> _Your instructions_
Which lines of the data below contain "camera"? Please show them all.

------------------------------

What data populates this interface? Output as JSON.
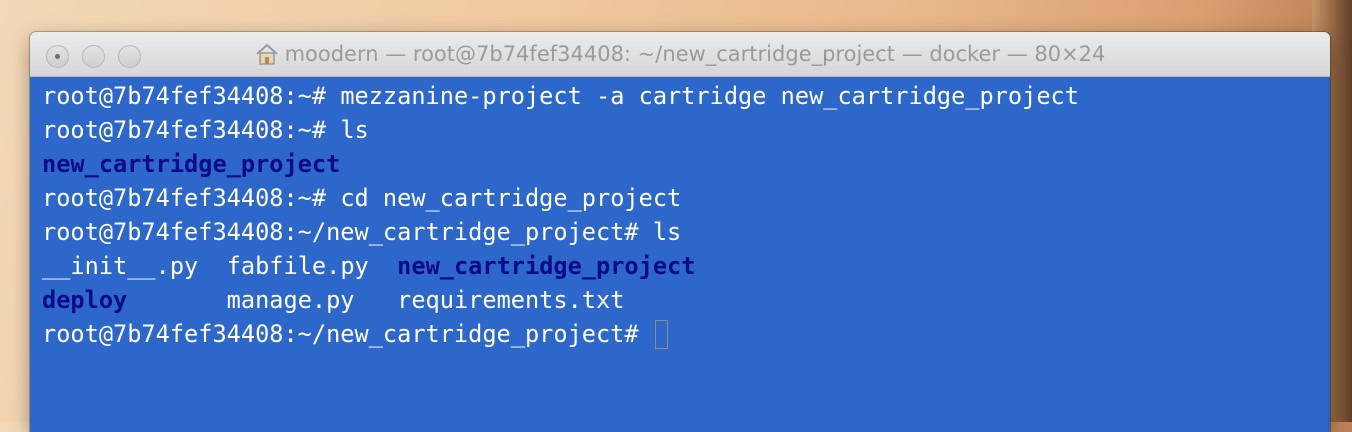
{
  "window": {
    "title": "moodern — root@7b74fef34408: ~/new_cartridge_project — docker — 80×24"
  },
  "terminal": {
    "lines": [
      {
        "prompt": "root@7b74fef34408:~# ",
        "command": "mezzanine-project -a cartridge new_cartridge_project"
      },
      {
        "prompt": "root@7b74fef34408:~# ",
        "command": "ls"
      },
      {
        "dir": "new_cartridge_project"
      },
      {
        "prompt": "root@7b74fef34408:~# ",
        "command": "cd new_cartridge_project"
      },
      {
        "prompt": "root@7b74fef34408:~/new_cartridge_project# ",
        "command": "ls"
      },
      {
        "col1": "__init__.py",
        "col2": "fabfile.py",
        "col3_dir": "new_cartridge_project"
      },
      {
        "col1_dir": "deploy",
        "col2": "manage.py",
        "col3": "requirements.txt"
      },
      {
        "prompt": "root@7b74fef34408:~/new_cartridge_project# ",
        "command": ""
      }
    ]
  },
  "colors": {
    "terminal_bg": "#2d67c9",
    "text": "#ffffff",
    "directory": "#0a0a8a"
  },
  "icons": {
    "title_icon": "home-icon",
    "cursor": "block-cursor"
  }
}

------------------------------

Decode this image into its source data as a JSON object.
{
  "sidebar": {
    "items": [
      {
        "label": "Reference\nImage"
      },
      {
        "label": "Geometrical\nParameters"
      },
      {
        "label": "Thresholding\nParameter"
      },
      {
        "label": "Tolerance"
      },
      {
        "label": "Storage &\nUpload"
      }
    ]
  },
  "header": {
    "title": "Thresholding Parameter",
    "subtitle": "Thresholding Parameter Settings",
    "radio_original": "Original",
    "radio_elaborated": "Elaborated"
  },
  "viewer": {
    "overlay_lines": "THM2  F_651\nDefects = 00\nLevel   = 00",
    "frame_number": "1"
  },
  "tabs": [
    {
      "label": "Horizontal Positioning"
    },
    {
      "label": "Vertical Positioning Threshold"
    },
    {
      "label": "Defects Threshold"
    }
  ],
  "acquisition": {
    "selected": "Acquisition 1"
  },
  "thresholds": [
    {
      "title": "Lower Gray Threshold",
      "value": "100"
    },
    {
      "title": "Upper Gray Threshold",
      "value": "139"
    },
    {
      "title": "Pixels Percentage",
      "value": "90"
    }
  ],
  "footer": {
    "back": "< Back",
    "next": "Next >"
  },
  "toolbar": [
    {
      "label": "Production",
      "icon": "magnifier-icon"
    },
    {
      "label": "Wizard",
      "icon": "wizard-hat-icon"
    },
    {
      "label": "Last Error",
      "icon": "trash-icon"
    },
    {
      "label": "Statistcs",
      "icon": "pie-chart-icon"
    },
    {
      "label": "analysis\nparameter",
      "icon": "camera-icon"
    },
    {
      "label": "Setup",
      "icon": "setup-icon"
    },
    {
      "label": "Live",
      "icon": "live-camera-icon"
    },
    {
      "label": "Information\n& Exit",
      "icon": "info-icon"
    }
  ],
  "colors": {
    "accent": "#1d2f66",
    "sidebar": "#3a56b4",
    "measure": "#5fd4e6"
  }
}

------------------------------

> _Completed exercise_
      "icon": "camera-icon"
      "icon": "live-camera-icon"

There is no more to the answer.